Bessounian and she have made a short film The Kolaborator set in Bosnia, which screened at over 50 film festivals and won several awards, including a BAFTA/LA Student Award for excellence. Their next indie feature was Detached and they have written several scripts. She says: “Our latest script that we are about to go out to producers with is called A Perfect Terrorist and is the story of David Headley, who surprisingly, few people have ever heard of in the U.S.” 

Things are already looking up for Guns and Saris. Majumdar-Langham says that their U.S. producer is speaking with Indian producers as well as actors and hopes to shoot the film at the end of 2014. She says, “The story is inspired by the true story of a Dalit woman in Bihar who, with the help of an upper-caste soldier, created her own army of female soldiers to protect Dalit women and girls from rampant caste violence.”

Asked if she’s ever thought of taking her talents to Bollywood, she says: “Absolutely. We would love to! Bollywood films are truly magical and I’d cherish the chance to be involved in them behind the scenes. We have a number of projects we wish to pursue that are set in India including a ghost/horror film, a family drama TV series and a mini-series about the complex and colourful union of my Indian/British family during World War II and Partition.” 

How hard is it to break into Hollywood for these Indian-Americans? In spite of all her awards, Radha Bharadwaj says, “It's hard.  It’s always been hard, and will probably continue to be so. The statistics for employment of women directors is even grimmer.  And if you are a woman who defies stereotypes of what sort of content you should be doing, the battle becomes even more uphill.  And I run counter to those expectations.  Even when I choose to explore a dark aspect of India, my take wouldn’t be to run down or blame Indian culture or Hinduism, both of which I am proud of and admire.”

Padrai says, “This is a very valid question, with no one answer because each person has their own journey.  It is not easy, and it is not hard.  It is exactly what you make of it.  What is hard is the commitment and sacrifice, and putting in your work.”  Being close to the heartbeat of Hollywood is important and Padrai moved from New York to Los Angeles to be a part of the scene.

With more buzz about their winning scripts, the three filmmakers are pushing ahead with their projects. “Well, if thanks to the WGA win, I draw an excellent producer into my orbit, that would be splendid,” says Bharadwaj. “That would be the first step to getting it made.  The film's eminently castable, with several fantastic roles.” 

Bharadwaj recently got a big NYC agent for the mystery books she has been writing.
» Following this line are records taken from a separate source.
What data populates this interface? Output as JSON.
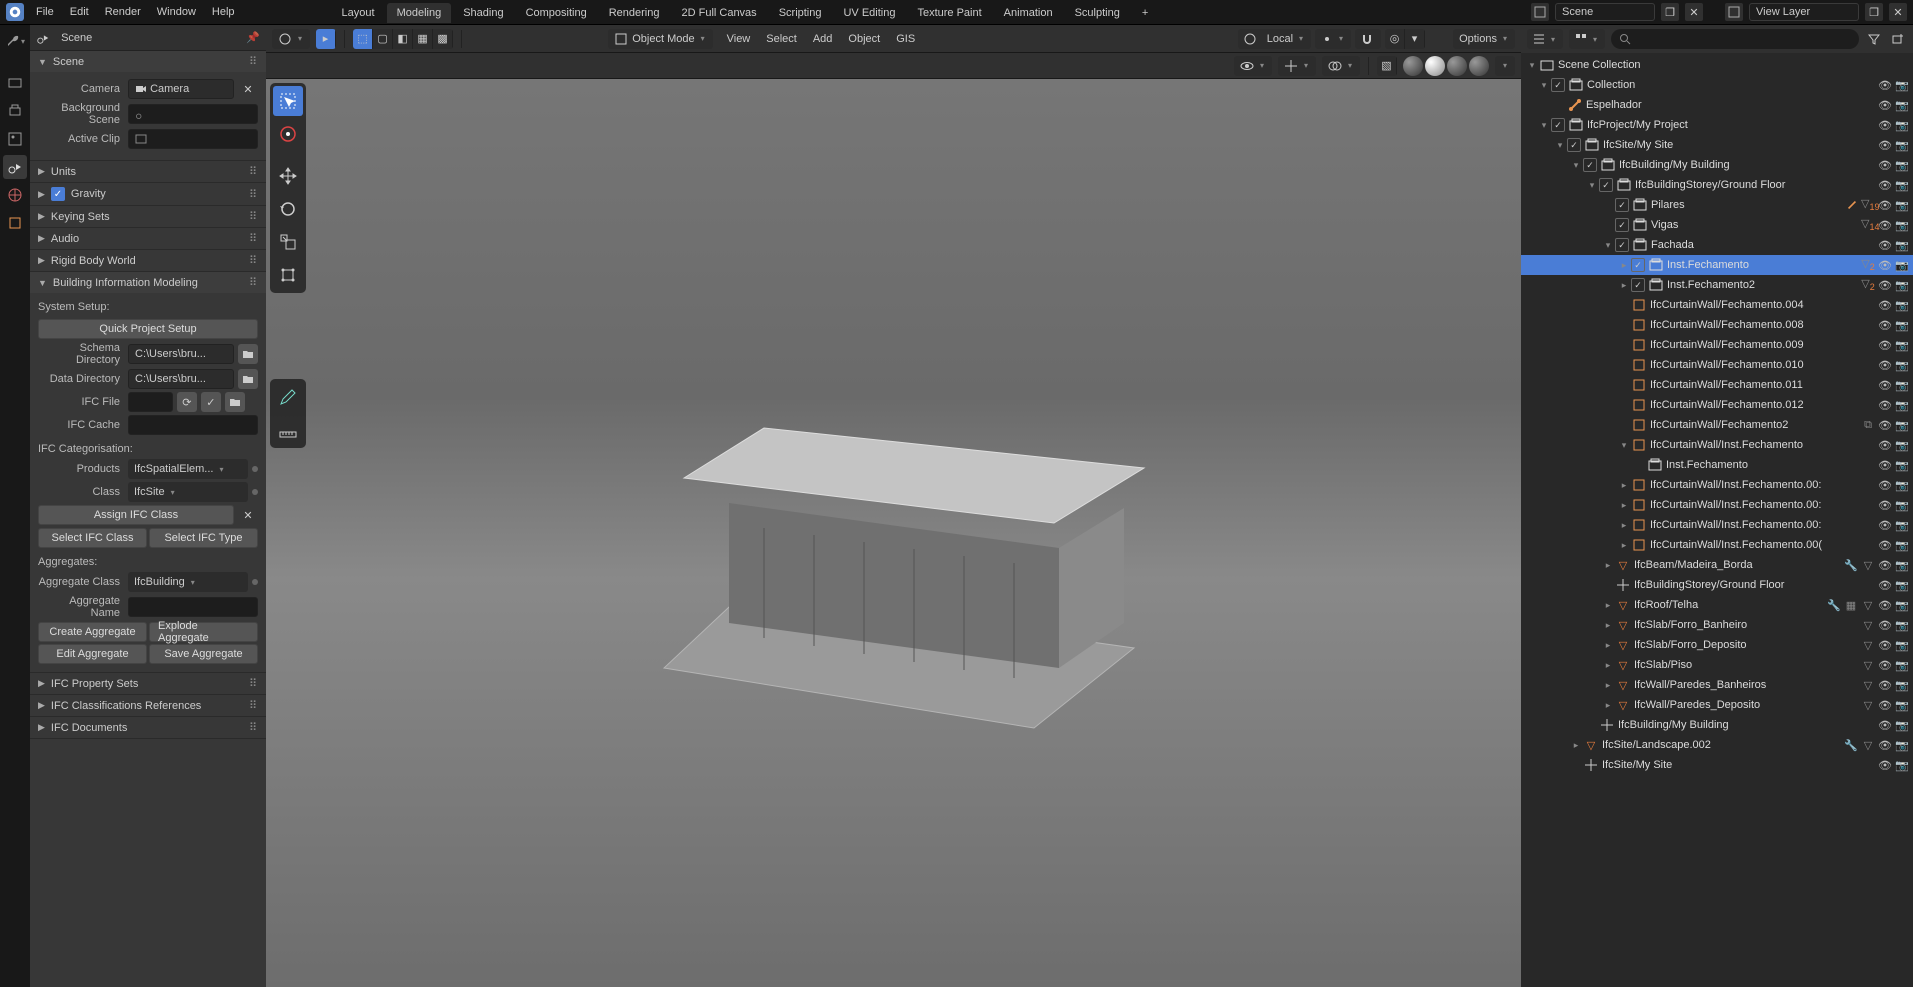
{
  "top_menu": {
    "items": [
      "File",
      "Edit",
      "Render",
      "Window",
      "Help"
    ]
  },
  "workspaces": {
    "items": [
      "Layout",
      "Modeling",
      "Shading",
      "Compositing",
      "Rendering",
      "2D Full Canvas",
      "Scripting",
      "UV Editing",
      "Texture Paint",
      "Animation",
      "Sculpting"
    ],
    "active": "Modeling",
    "plus": "+"
  },
  "top_right": {
    "scene_label": "Scene",
    "viewlayer_label": "View Layer"
  },
  "viewport_header": {
    "mode": "Object Mode",
    "menus": [
      "View",
      "Select",
      "Add",
      "Object",
      "GIS"
    ],
    "orientation": "Local",
    "options": "Options"
  },
  "props_header": {
    "breadcrumb": "Scene"
  },
  "scene_panel": {
    "title": "Scene",
    "camera_label": "Camera",
    "camera_value": "Camera",
    "bg_scene_label": "Background Scene",
    "active_clip_label": "Active Clip"
  },
  "collapsed_panels": [
    "Units",
    "Gravity",
    "Keying Sets",
    "Audio",
    "Rigid Body World"
  ],
  "gravity_checked": true,
  "bim_panel": {
    "title": "Building Information Modeling",
    "system_setup": "System Setup:",
    "quick_setup": "Quick Project Setup",
    "schema_dir_label": "Schema Directory",
    "schema_dir_value": "C:\\Users\\bru...",
    "data_dir_label": "Data Directory",
    "data_dir_value": "C:\\Users\\bru...",
    "ifc_file_label": "IFC File",
    "ifc_cache_label": "IFC Cache",
    "ifc_categorisation": "IFC Categorisation:",
    "products_label": "Products",
    "products_value": "IfcSpatialElem...",
    "class_label": "Class",
    "class_value": "IfcSite",
    "assign_ifc": "Assign IFC Class",
    "select_ifc_class": "Select IFC Class",
    "select_ifc_type": "Select IFC Type",
    "aggregates": "Aggregates:",
    "agg_class_label": "Aggregate Class",
    "agg_class_value": "IfcBuilding",
    "agg_name_label": "Aggregate Name",
    "create_agg": "Create Aggregate",
    "explode_agg": "Explode Aggregate",
    "edit_agg": "Edit Aggregate",
    "save_agg": "Save Aggregate"
  },
  "more_panels": [
    "IFC Property Sets",
    "IFC Classifications References",
    "IFC Documents"
  ],
  "outliner": {
    "root": "Scene Collection",
    "tree": [
      {
        "d": 1,
        "exp": "▾",
        "chk": true,
        "ic": "col",
        "name": "Collection"
      },
      {
        "d": 2,
        "exp": "",
        "chk": null,
        "ic": "bone",
        "name": "Espelhador",
        "trail": [
          "eye",
          "cam"
        ]
      },
      {
        "d": 1,
        "exp": "▾",
        "chk": true,
        "ic": "col",
        "name": "IfcProject/My Project"
      },
      {
        "d": 2,
        "exp": "▾",
        "chk": true,
        "ic": "col",
        "name": "IfcSite/My Site"
      },
      {
        "d": 3,
        "exp": "▾",
        "chk": true,
        "ic": "col",
        "name": "IfcBuilding/My Building"
      },
      {
        "d": 4,
        "exp": "▾",
        "chk": true,
        "ic": "col",
        "name": "IfcBuildingStorey/Ground Floor"
      },
      {
        "d": 5,
        "exp": "",
        "chk": true,
        "ic": "col",
        "name": "Pilares",
        "trail": [
          "bone",
          "tri19",
          "eye",
          "cam"
        ]
      },
      {
        "d": 5,
        "exp": "",
        "chk": true,
        "ic": "col",
        "name": "Vigas",
        "trail": [
          "tri14",
          "eye",
          "cam"
        ]
      },
      {
        "d": 5,
        "exp": "▾",
        "chk": true,
        "ic": "col",
        "name": "Fachada",
        "trail": [
          "eye",
          "cam"
        ]
      },
      {
        "d": 6,
        "exp": "▸",
        "chk": true,
        "ic": "col",
        "name": "Inst.Fechamento",
        "sel": true,
        "trail": [
          "tri2",
          "eye",
          "cam"
        ]
      },
      {
        "d": 6,
        "exp": "▸",
        "chk": true,
        "ic": "col",
        "name": "Inst.Fechamento2",
        "trail": [
          "tri2",
          "eye",
          "cam"
        ]
      },
      {
        "d": 6,
        "exp": "",
        "chk": null,
        "ic": "mesh",
        "name": "IfcCurtainWall/Fechamento.004",
        "trail": [
          "eye",
          "cam"
        ]
      },
      {
        "d": 6,
        "exp": "",
        "chk": null,
        "ic": "mesh",
        "name": "IfcCurtainWall/Fechamento.008",
        "trail": [
          "eye",
          "cam"
        ]
      },
      {
        "d": 6,
        "exp": "",
        "chk": null,
        "ic": "mesh",
        "name": "IfcCurtainWall/Fechamento.009",
        "trail": [
          "eye",
          "cam"
        ]
      },
      {
        "d": 6,
        "exp": "",
        "chk": null,
        "ic": "mesh",
        "name": "IfcCurtainWall/Fechamento.010",
        "trail": [
          "eye",
          "cam"
        ]
      },
      {
        "d": 6,
        "exp": "",
        "chk": null,
        "ic": "mesh",
        "name": "IfcCurtainWall/Fechamento.011",
        "trail": [
          "eye",
          "cam"
        ]
      },
      {
        "d": 6,
        "exp": "",
        "chk": null,
        "ic": "mesh",
        "name": "IfcCurtainWall/Fechamento.012",
        "trail": [
          "eye",
          "cam"
        ]
      },
      {
        "d": 6,
        "exp": "",
        "chk": null,
        "ic": "mesh",
        "name": "IfcCurtainWall/Fechamento2",
        "trail": [
          "link",
          "eye",
          "cam"
        ]
      },
      {
        "d": 6,
        "exp": "▾",
        "chk": null,
        "ic": "mesh",
        "name": "IfcCurtainWall/Inst.Fechamento",
        "trail": [
          "eye",
          "cam"
        ]
      },
      {
        "d": 7,
        "exp": "",
        "chk": null,
        "ic": "col",
        "name": "Inst.Fechamento"
      },
      {
        "d": 6,
        "exp": "▸",
        "chk": null,
        "ic": "mesh",
        "name": "IfcCurtainWall/Inst.Fechamento.00:",
        "trail": [
          "eye",
          "cam"
        ]
      },
      {
        "d": 6,
        "exp": "▸",
        "chk": null,
        "ic": "mesh",
        "name": "IfcCurtainWall/Inst.Fechamento.00:",
        "trail": [
          "eye",
          "cam"
        ]
      },
      {
        "d": 6,
        "exp": "▸",
        "chk": null,
        "ic": "mesh",
        "name": "IfcCurtainWall/Inst.Fechamento.00:",
        "trail": [
          "eye",
          "cam"
        ]
      },
      {
        "d": 6,
        "exp": "▸",
        "chk": null,
        "ic": "mesh",
        "name": "IfcCurtainWall/Inst.Fechamento.00(",
        "trail": [
          "eye",
          "cam"
        ]
      },
      {
        "d": 5,
        "exp": "▸",
        "chk": null,
        "ic": "tri",
        "name": "IfcBeam/Madeira_Borda",
        "trail": [
          "wrench",
          "mod",
          "eye",
          "cam"
        ]
      },
      {
        "d": 5,
        "exp": "",
        "chk": null,
        "ic": "empty",
        "name": "IfcBuildingStorey/Ground Floor",
        "trail": [
          "eye",
          "cam"
        ]
      },
      {
        "d": 5,
        "exp": "▸",
        "chk": null,
        "ic": "tri",
        "name": "IfcRoof/Telha",
        "trail": [
          "wrench",
          "grid",
          "mod",
          "eye",
          "cam"
        ]
      },
      {
        "d": 5,
        "exp": "▸",
        "chk": null,
        "ic": "tri",
        "name": "IfcSlab/Forro_Banheiro",
        "trail": [
          "mod",
          "eye",
          "cam"
        ]
      },
      {
        "d": 5,
        "exp": "▸",
        "chk": null,
        "ic": "tri",
        "name": "IfcSlab/Forro_Deposito",
        "trail": [
          "mod",
          "eye",
          "cam"
        ]
      },
      {
        "d": 5,
        "exp": "▸",
        "chk": null,
        "ic": "tri",
        "name": "IfcSlab/Piso",
        "trail": [
          "mod",
          "eye",
          "cam"
        ]
      },
      {
        "d": 5,
        "exp": "▸",
        "chk": null,
        "ic": "tri",
        "name": "IfcWall/Paredes_Banheiros",
        "trail": [
          "mod",
          "eye",
          "cam"
        ]
      },
      {
        "d": 5,
        "exp": "▸",
        "chk": null,
        "ic": "tri",
        "name": "IfcWall/Paredes_Deposito",
        "trail": [
          "mod",
          "eye",
          "cam"
        ]
      },
      {
        "d": 4,
        "exp": "",
        "chk": null,
        "ic": "empty",
        "name": "IfcBuilding/My Building",
        "trail": [
          "eye",
          "cam"
        ]
      },
      {
        "d": 3,
        "exp": "▸",
        "chk": null,
        "ic": "tri",
        "name": "IfcSite/Landscape.002",
        "trail": [
          "wrench",
          "mod",
          "eye",
          "cam"
        ]
      },
      {
        "d": 3,
        "exp": "",
        "chk": null,
        "ic": "empty",
        "name": "IfcSite/My Site",
        "trail": [
          "eye",
          "cam"
        ]
      }
    ]
  }
}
She also has two feature film projects and an international TV show with a storyline set in India. She says, “I am seeking alliances with producers with a strong track record, pointed in the same direction, looking for projects with the same audience demographic in mind.”
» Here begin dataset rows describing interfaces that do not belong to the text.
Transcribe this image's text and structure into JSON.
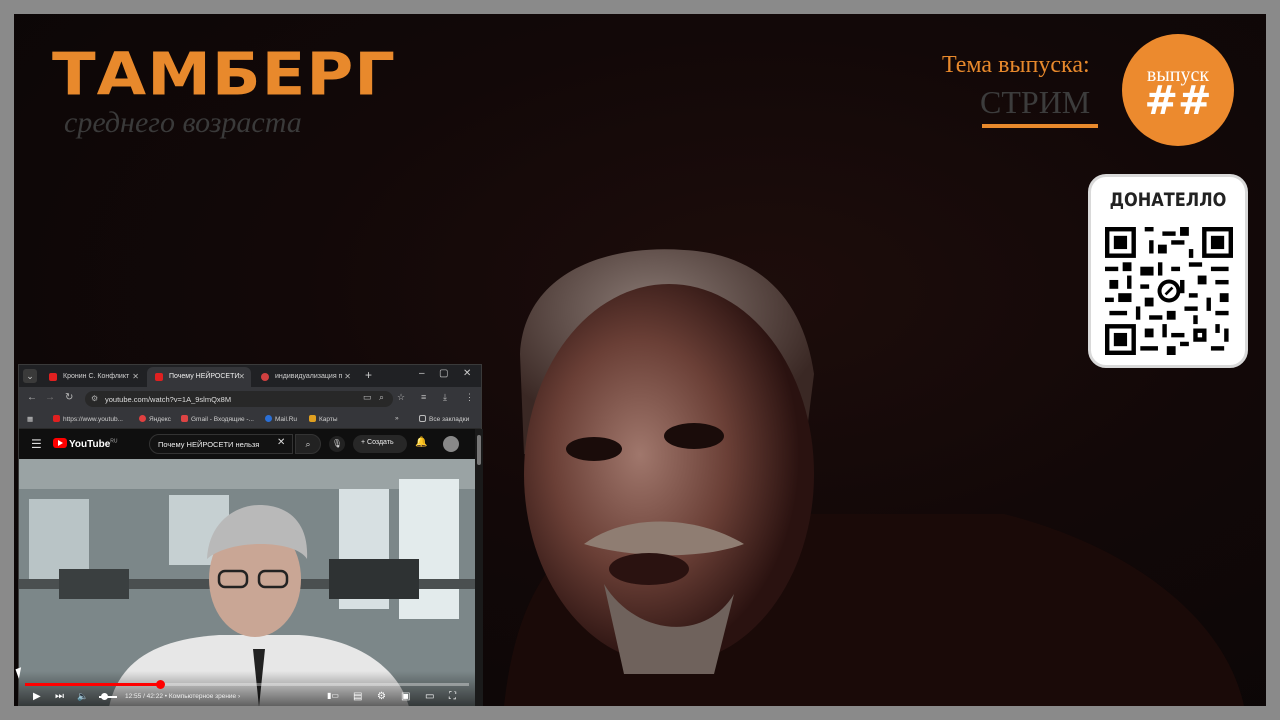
{
  "brand": {
    "title": "ТАМБЕРГ",
    "subtitle": "среднего возраста",
    "accent": "#e8892c"
  },
  "topic": {
    "label": "Тема выпуска:",
    "value": "СТРИМ"
  },
  "episode": {
    "label": "выпуск",
    "number": "##"
  },
  "donation": {
    "title": "ДОНАТЕЛЛО",
    "icon": "qr-code-icon"
  },
  "browser": {
    "tabs": [
      {
        "label": "Кронин С. Конфликт",
        "active": false
      },
      {
        "label": "Почему НЕЙРОСЕТИ",
        "active": true
      },
      {
        "label": "индивидуализация п",
        "active": false
      }
    ],
    "url": "youtube.com/watch?v=1A_9slmQx8M",
    "bookmarks": [
      "https://www.youtub...",
      "Яндекс",
      "Gmail - Входящие -...",
      "Mail.Ru",
      "Карты"
    ],
    "bookmarks_folder": "Все закладки"
  },
  "youtube": {
    "logo": "YouTube",
    "region": "RU",
    "search_value": "Почему НЕЙРОСЕТИ нельзя",
    "create_label": "Создать",
    "time": "12:55 / 42:22",
    "chapter": "Компьютерное зрение",
    "progress_fraction": 0.305
  }
}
With the Billion Dollar Raja, Padrai says there’s a lot of interest from different sources and he’s in the thick of discussions. He also has a comic action trilogy in Hindi that he’d love to make in India.
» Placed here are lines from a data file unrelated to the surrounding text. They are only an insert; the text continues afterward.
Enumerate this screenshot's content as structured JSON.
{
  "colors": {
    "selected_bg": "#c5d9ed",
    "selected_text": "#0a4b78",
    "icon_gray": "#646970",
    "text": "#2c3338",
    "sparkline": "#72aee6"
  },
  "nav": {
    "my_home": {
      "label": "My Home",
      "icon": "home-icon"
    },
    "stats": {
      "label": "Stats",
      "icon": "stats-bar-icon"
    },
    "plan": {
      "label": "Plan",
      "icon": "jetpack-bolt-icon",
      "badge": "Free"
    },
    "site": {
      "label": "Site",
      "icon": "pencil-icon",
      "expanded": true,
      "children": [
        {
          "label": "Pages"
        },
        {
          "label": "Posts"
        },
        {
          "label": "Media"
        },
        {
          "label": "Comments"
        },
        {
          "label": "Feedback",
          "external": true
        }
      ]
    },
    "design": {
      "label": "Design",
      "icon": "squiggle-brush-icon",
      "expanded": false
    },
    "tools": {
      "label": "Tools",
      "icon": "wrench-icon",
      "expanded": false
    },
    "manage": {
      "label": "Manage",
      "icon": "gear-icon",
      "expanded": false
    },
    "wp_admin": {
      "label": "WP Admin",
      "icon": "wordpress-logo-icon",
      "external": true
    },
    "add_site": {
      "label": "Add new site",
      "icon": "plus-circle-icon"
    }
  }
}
Asked about the future of Indian-Americans in Hollywood, Padrai says, “Access to entertainment has increased, and the Indian-American community in general loves cinema, so it is bound to happen that a younger generation will want to be involved in telling stories, acting, directing.  Right now there are still very few Asian Americans in the industry overall, and that has to change.  The demographics of the country are not reflected in Hollywood, but it is changing, and has to change.”

Tianna Majumdar-Langham adds a cautionary note: “The competition is severe with people arriving daily from all over the globe trying to break in. People often talk about ‘big breaks’ but our experience is that there isn’t one big break, rather a commitment to pushing on, constantly learning and improving, and never giving up.”

The writer is a New York-based journalist who blogs at www.lassiwithlavina.com Follow@lassiwithlavina Google +